When I was watching television, I can’t remember what it was, I saw challah bread and it looked so good! I forgot about for a while until it re-surfaced in my mind yesterday. I had to try and make it. For those of you who don’t know (me included, I googled it) challah is a traditional Jewish bread that is eaten during the Sabbath. It’s a lot of egg in this bread which gives it some texture I guess, but we don’t eat eggs do we? So what to do? It must be possible to make braided bread that resembles this without using eggs. I decided to experiment a little, nothing out of the ordinary though, the base is classic wheat dough, and the thing I was interested in was the braiding.
Without knowing how to braid it I started making the dough. This part was pretty straightforward. I let the dough rise for almost 3 hours but as long as it doubles in size I think you will be fine.
First I thought about making a braid with three dough strings. You know the kind of braid you learned how to do when you were little. But then I thought, hey why stop there, I’m going to get professional on this. So I ended up with six dough strings and no plan at all.
Without proper braiding knowledge, I started a “two over-one under” technique that worked great until I got lost. Halfway in I was confused and freestyled the last part. If you find a smart way to braid the six dough strings, let me know in the comments.
The end result looked like this.
Challah is brushed with egg white but I used soy cream. If you don’t have soy cream you should be fine with some soy milk.
Impress your friends with this beautiful braided bread. It looks (and tastes) great.
- 2 1/2 dl (1 cup) water warm
- 3 tbsp water hot
- 2 1/2 tsp active dry yeast
- 10 dl (4 cups) all-purpose flour
- 2 tsp agave syrup
- 2 tsp salt
- 1 tbsp flax seed
- 1/2 dl (1/4 cup) canola oil
- 2 tbsp soy cream
Pour the yeast into the warm water in a medium-sized bowl and add the agave syrup.
Mix the flaxseeds with the hot water in a small bowl.
Pour the flour and salt in a large bowl and mix.
At this point it should be a frothy layer on the water with the yeast, if not your yeast has expired.
Make a well in the middle of the flour and pour in the water with the flaxseeds together with the canola oil. Add some flour from the sides to create a stretchy glue like dough.
Pour in the yeast water and mix well with a spatula. When the dough starts to form start kneading it and continue to knead for about 10 minutes until you have a firm dough that is easy to form.
Cover with a kitchen cloth and let rise (the longer the better) until it has at least doubled in size.
Take the dough out of the bowl and cut it into 6 bits. Roll each bit out to strings of equal length.

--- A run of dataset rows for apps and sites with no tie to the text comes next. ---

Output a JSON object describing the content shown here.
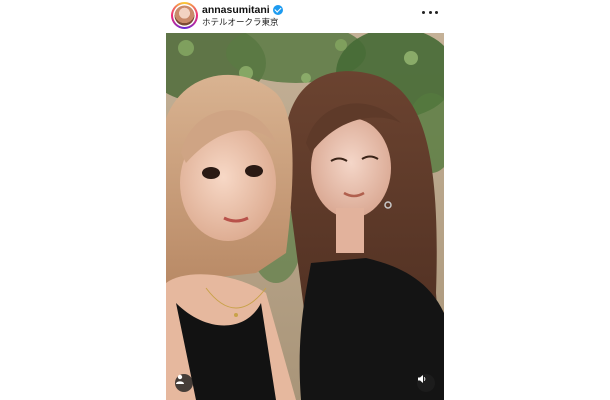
{
  "post": {
    "username": "annasumitani",
    "verified": true,
    "location": "ホテルオークラ東京"
  },
  "icons": {
    "more": "more-horizontal-icon",
    "user_tag": "user-tag-icon",
    "audio": "speaker-icon"
  },
  "colors": {
    "verified_badge": "#1d9bf0",
    "overlay_button": "#1e1e1e"
  }
}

Combine the top parts of your strings and squeeze them together with our hand and then start braiding.
When finished, lift the loaf to a baking sheet covered oven tray. Cover and let rise for about 45 minutes.

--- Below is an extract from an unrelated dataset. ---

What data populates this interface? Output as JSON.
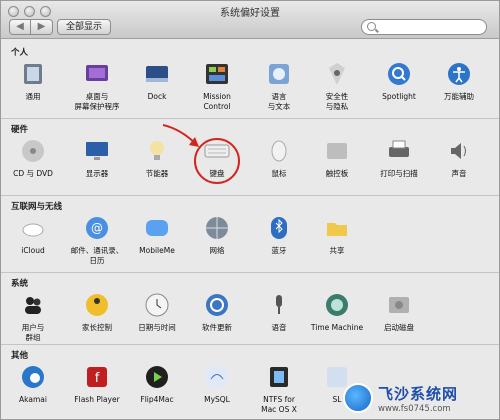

Brush the loaf thoroughly with soy cream; make sure to get some in every crack and corner.
Put the loaf in the oven at 175 C / 350 F / Gas Mark 4 and bake for about 30 minutes.